I always had food for my geckos with me, although they really don’t need to eat anything at a show. I just fed a few treats, wax worms, so that the children walking by could see a feeding session. And one time, a leopard gecko had laid two eggs while at the show (so the children got to admire those, too). Of course, I didn’t have an incubator with me and couldn’t save them, but at least, I was able to use the teachable moment.
Finally, a reptile show is not just a great occasion to get the high-end gecko you always dreamed of having for a better price than online, but it’s also a good place to buy feeders and cage furnishings cheaper than at a pet store. I always acquired some drift wood, plastic plants, crickets, worms, etc., and one day at the Shepherdsville, KY reptile show in 2011, I even bought “snake food” in the shape of a tiny kitten! Frankie would live with me for many years and be my baby’s true companion.
And now probably the most anticipated question – will one get rich at reptile shows?
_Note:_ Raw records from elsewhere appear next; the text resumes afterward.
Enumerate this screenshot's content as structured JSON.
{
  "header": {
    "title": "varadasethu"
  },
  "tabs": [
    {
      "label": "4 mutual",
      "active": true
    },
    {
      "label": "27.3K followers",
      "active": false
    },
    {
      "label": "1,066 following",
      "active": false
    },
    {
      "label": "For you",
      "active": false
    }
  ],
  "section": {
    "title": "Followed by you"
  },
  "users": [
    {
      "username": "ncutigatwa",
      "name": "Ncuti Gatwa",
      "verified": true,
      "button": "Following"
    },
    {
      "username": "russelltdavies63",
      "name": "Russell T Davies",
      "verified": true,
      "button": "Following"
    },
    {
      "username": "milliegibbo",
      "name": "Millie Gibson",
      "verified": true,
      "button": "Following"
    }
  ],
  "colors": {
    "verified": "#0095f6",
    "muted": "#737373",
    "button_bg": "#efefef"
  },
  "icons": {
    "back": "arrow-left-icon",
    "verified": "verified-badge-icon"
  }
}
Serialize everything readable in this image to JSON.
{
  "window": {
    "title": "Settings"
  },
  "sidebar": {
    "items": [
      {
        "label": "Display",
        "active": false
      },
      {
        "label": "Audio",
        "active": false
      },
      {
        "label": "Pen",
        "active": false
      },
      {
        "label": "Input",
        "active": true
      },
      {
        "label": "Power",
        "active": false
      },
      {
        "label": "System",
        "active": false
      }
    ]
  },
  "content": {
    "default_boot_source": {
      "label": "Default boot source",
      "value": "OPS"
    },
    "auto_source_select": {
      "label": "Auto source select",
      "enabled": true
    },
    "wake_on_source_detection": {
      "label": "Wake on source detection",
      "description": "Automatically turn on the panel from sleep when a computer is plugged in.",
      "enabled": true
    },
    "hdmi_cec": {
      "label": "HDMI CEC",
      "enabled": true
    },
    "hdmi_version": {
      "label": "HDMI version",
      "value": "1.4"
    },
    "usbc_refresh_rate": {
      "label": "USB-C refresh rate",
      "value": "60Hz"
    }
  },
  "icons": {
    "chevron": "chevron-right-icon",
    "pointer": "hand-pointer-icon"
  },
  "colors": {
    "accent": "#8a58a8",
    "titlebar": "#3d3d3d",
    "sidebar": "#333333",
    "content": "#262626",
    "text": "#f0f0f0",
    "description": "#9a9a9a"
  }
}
Well, a small breeder like I definitely not. The most I ever made was $1,000 per show. Most times, it was more like $400. In Wheaton, I once sold 29 geckos, and that was a lot for me. Some shows were two days long, and I always went on the weekend shows, because I had a job as a university lecturer. Subtract the hotel, the gas, and the food for three people, and there’s not much left over. Maintaining your leopard geckos, buying crickets, mealworms, wax worms, calcium, and vitamins, purchasing cages and furnishings, and paying a high electricity bill because of all the under-the-tank heaters (UTH) and overhead heat lamps will counterweigh your income. Really big breeders (those who do this as their profession) will probably make a profit, but they also have high costs. And doing the taxes for a business was also quite elaborate and time intensive. However, I loved doing it, and it was my favorite hobby next to building an airplane and composing music. I will never forget that one student in my teacher education class once told me, “Ms., usually, it’s a crazy cat lady, but you are the crazy gecko lady!” 😉
At the end of the show, I usually gave away my gecko balloons:
3 thoughts on “… vend at reptile shows?”
Ha! And I thought my daughter Jenny with her 9 snakes and Repticon show addiction was the crazy one.
That’s funny 🙂 Maybe Jenny and I have crossed paths before without knowing.
Little kitten, Frankie – what a cutie!